[Data excerpts]:
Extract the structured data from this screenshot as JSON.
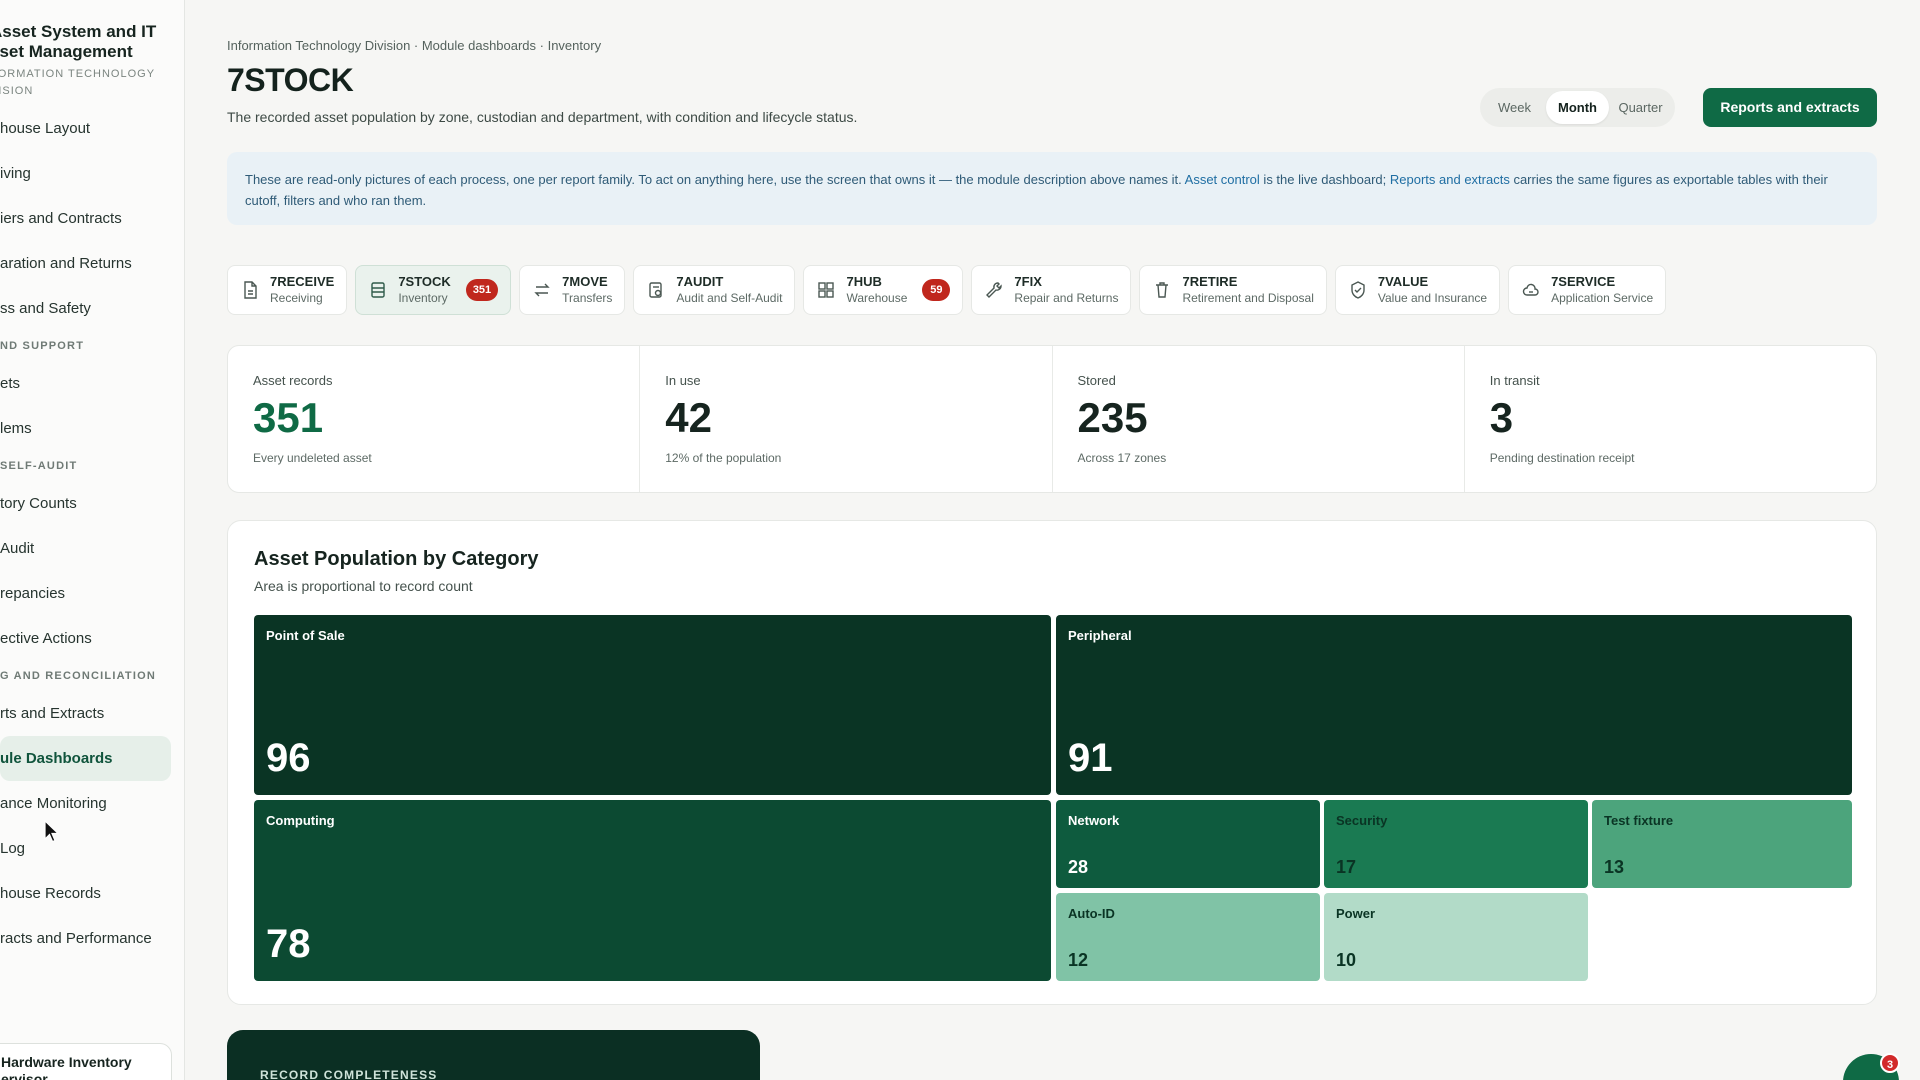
{
  "sidebar": {
    "brand_title_line1": "Asset System and IT",
    "brand_title_line2": "sset Management",
    "brand_sub_line1": "FORMATION TECHNOLOGY",
    "brand_sub_line2": "VISION",
    "items": [
      {
        "type": "item",
        "label": "house Layout"
      },
      {
        "type": "item",
        "label": "iving"
      },
      {
        "type": "item",
        "label": "iers and Contracts"
      },
      {
        "type": "item",
        "label": "aration and Returns"
      },
      {
        "type": "item",
        "label": "ss and Safety"
      },
      {
        "type": "section",
        "label": "ND SUPPORT"
      },
      {
        "type": "item",
        "label": "ets"
      },
      {
        "type": "item",
        "label": "lems"
      },
      {
        "type": "section",
        "label": "SELF-AUDIT"
      },
      {
        "type": "item",
        "label": "tory Counts"
      },
      {
        "type": "item",
        "label": "Audit"
      },
      {
        "type": "item",
        "label": "repancies"
      },
      {
        "type": "item",
        "label": "ective Actions"
      },
      {
        "type": "section",
        "label": "G AND RECONCILIATION"
      },
      {
        "type": "item",
        "label": "rts and Extracts"
      },
      {
        "type": "item",
        "label": "ule Dashboards",
        "active": true
      },
      {
        "type": "item",
        "label": "ance Monitoring"
      },
      {
        "type": "item",
        "label": " Log"
      },
      {
        "type": "item",
        "label": "house Records"
      },
      {
        "type": "item",
        "label": "racts and Performance"
      }
    ],
    "footer_line1": "Hardware Inventory",
    "footer_line2": "ervisor"
  },
  "header": {
    "breadcrumb": "Information Technology Division · Module dashboards · Inventory",
    "title": "7STOCK",
    "description": "The recorded asset population by zone, custodian and department, with condition and lifecycle status.",
    "periods": [
      "Week",
      "Month",
      "Quarter"
    ],
    "selected_period": "Month",
    "reports_button": "Reports and extracts"
  },
  "notice": {
    "text_1": "These are read-only pictures of each process, one per report family. To act on anything here, use the screen that owns it — the module description above names it. ",
    "link_1": "Asset control",
    "text_2": " is the live dashboard; ",
    "link_2": "Reports and extracts",
    "text_3": " carries the same figures as exportable tables with their cutoff, filters and who ran them."
  },
  "tabs": [
    {
      "code": "7RECEIVE",
      "name": "Receiving",
      "icon": "document-icon"
    },
    {
      "code": "7STOCK",
      "name": "Inventory",
      "icon": "list-icon",
      "badge": "351",
      "active": true
    },
    {
      "code": "7MOVE",
      "name": "Transfers",
      "icon": "transfer-icon"
    },
    {
      "code": "7AUDIT",
      "name": "Audit and Self-Audit",
      "icon": "audit-icon"
    },
    {
      "code": "7HUB",
      "name": "Warehouse",
      "icon": "grid-icon",
      "badge": "59"
    },
    {
      "code": "7FIX",
      "name": "Repair and Returns",
      "icon": "wrench-icon"
    },
    {
      "code": "7RETIRE",
      "name": "Retirement and Disposal",
      "icon": "trash-icon"
    },
    {
      "code": "7VALUE",
      "name": "Value and Insurance",
      "icon": "shield-icon"
    },
    {
      "code": "7SERVICE",
      "name": "Application Service",
      "icon": "cloud-icon"
    }
  ],
  "stats": [
    {
      "label": "Asset records",
      "value": "351",
      "note": "Every undeleted asset",
      "accent": true
    },
    {
      "label": "In use",
      "value": "42",
      "note": "12% of the population"
    },
    {
      "label": "Stored",
      "value": "235",
      "note": "Across 17 zones"
    },
    {
      "label": "In transit",
      "value": "3",
      "note": "Pending destination receipt"
    }
  ],
  "chart_data": {
    "type": "treemap",
    "title": "Asset Population by Category",
    "subtitle": "Area is proportional to record count",
    "categories": [
      "Point of Sale",
      "Peripheral",
      "Computing",
      "Network",
      "Security",
      "Test fixture",
      "Auto-ID",
      "Power"
    ],
    "values": [
      96,
      91,
      78,
      28,
      17,
      13,
      12,
      10
    ],
    "colors": [
      "#0a3424",
      "#0a3424",
      "#0c4a32",
      "#0e5b3e",
      "#1a7a52",
      "#4ca47c",
      "#80c3a6",
      "#b2dbc8"
    ]
  },
  "completeness_card": {
    "label": "RECORD COMPLETENESS"
  },
  "chat": {
    "badge": "3"
  }
}
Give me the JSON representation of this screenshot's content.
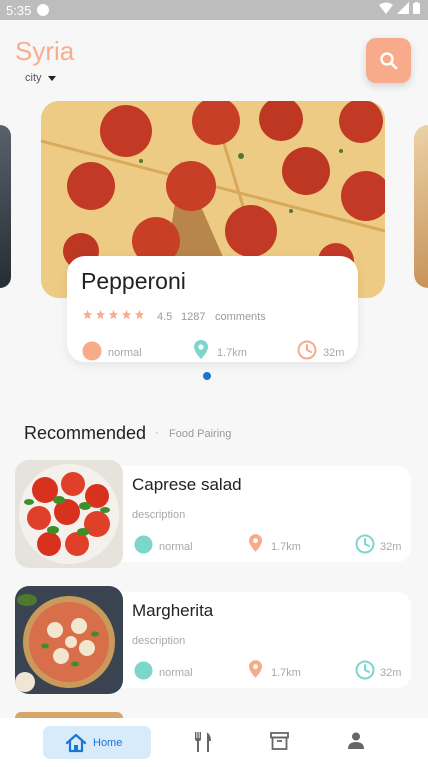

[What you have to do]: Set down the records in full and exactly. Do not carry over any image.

[Answer space]:
Extract the structured data from this screenshot as JSON.
{
  "sidebar": {
    "brand_title_line1": "Asset System and IT",
    "brand_title_line2": "sset Management",
    "brand_sub_line1": "FORMATION TECHNOLOGY",
    "brand_sub_line2": "VISION",
    "items": [
      {
        "type": "item",
        "label": "house Layout"
      },
      {
        "type": "item",
        "label": "iving"
      },
      {
        "type": "item",
        "label": "iers and Contracts"
      },
      {
        "type": "item",
        "label": "aration and Returns"
      },
      {
        "type": "item",
        "label": "ss and Safety"
      },
      {
        "type": "section",
        "label": "ND SUPPORT"
      },
      {
        "type": "item",
        "label": "ets"
      },
      {
        "type": "item",
        "label": "lems"
      },
      {
        "type": "section",
        "label": "SELF-AUDIT"
      },
      {
        "type": "item",
        "label": "tory Counts"
      },
      {
        "type": "item",
        "label": "Audit"
      },
      {
        "type": "item",
        "label": "repancies"
      },
      {
        "type": "item",
        "label": "ective Actions"
      },
      {
        "type": "section",
        "label": "G AND RECONCILIATION"
      },
      {
        "type": "item",
        "label": "rts and Extracts"
      },
      {
        "type": "item",
        "label": "ule Dashboards",
        "active": true
      },
      {
        "type": "item",
        "label": "ance Monitoring"
      },
      {
        "type": "item",
        "label": " Log"
      },
      {
        "type": "item",
        "label": "house Records"
      },
      {
        "type": "item",
        "label": "racts and Performance"
      }
    ],
    "footer_line1": "Hardware Inventory",
    "footer_line2": "ervisor"
  },
  "header": {
    "breadcrumb": "Information Technology Division · Module dashboards · Inventory",
    "title": "7STOCK",
    "description": "The recorded asset population by zone, custodian and department, with condition and lifecycle status.",
    "periods": [
      "Week",
      "Month",
      "Quarter"
    ],
    "selected_period": "Month",
    "reports_button": "Reports and extracts"
  },
  "notice": {
    "text_1": "These are read-only pictures of each process, one per report family. To act on anything here, use the screen that owns it — the module description above names it. ",
    "link_1": "Asset control",
    "text_2": " is the live dashboard; ",
    "link_2": "Reports and extracts",
    "text_3": " carries the same figures as exportable tables with their cutoff, filters and who ran them."
  },
  "tabs": [
    {
      "code": "7RECEIVE",
      "name": "Receiving",
      "icon": "document-icon"
    },
    {
      "code": "7STOCK",
      "name": "Inventory",
      "icon": "list-icon",
      "badge": "351",
      "active": true
    },
    {
      "code": "7MOVE",
      "name": "Transfers",
      "icon": "transfer-icon"
    },
    {
      "code": "7AUDIT",
      "name": "Audit and Self-Audit",
      "icon": "audit-icon"
    },
    {
      "code": "7HUB",
      "name": "Warehouse",
      "icon": "grid-icon",
      "badge": "59"
    },
    {
      "code": "7FIX",
      "name": "Repair and Returns",
      "icon": "wrench-icon"
    },
    {
      "code": "7RETIRE",
      "name": "Retirement and Disposal",
      "icon": "trash-icon"
    },
    {
      "code": "7VALUE",
      "name": "Value and Insurance",
      "icon": "shield-icon"
    },
    {
      "code": "7SERVICE",
      "name": "Application Service",
      "icon": "cloud-icon"
    }
  ],
  "stats": [
    {
      "label": "Asset records",
      "value": "351",
      "note": "Every undeleted asset",
      "accent": true
    },
    {
      "label": "In use",
      "value": "42",
      "note": "12% of the population"
    },
    {
      "label": "Stored",
      "value": "235",
      "note": "Across 17 zones"
    },
    {
      "label": "In transit",
      "value": "3",
      "note": "Pending destination receipt"
    }
  ],
  "chart_data": {
    "type": "treemap",
    "title": "Asset Population by Category",
    "subtitle": "Area is proportional to record count",
    "categories": [
      "Point of Sale",
      "Peripheral",
      "Computing",
      "Network",
      "Security",
      "Test fixture",
      "Auto-ID",
      "Power"
    ],
    "values": [
      96,
      91,
      78,
      28,
      17,
      13,
      12,
      10
    ],
    "colors": [
      "#0a3424",
      "#0a3424",
      "#0c4a32",
      "#0e5b3e",
      "#1a7a52",
      "#4ca47c",
      "#80c3a6",
      "#b2dbc8"
    ]
  },
  "completeness_card": {
    "label": "RECORD COMPLETENESS"
  },
  "chat": {
    "badge": "3"
  }
}
Give me the JSON representation of this screenshot's content.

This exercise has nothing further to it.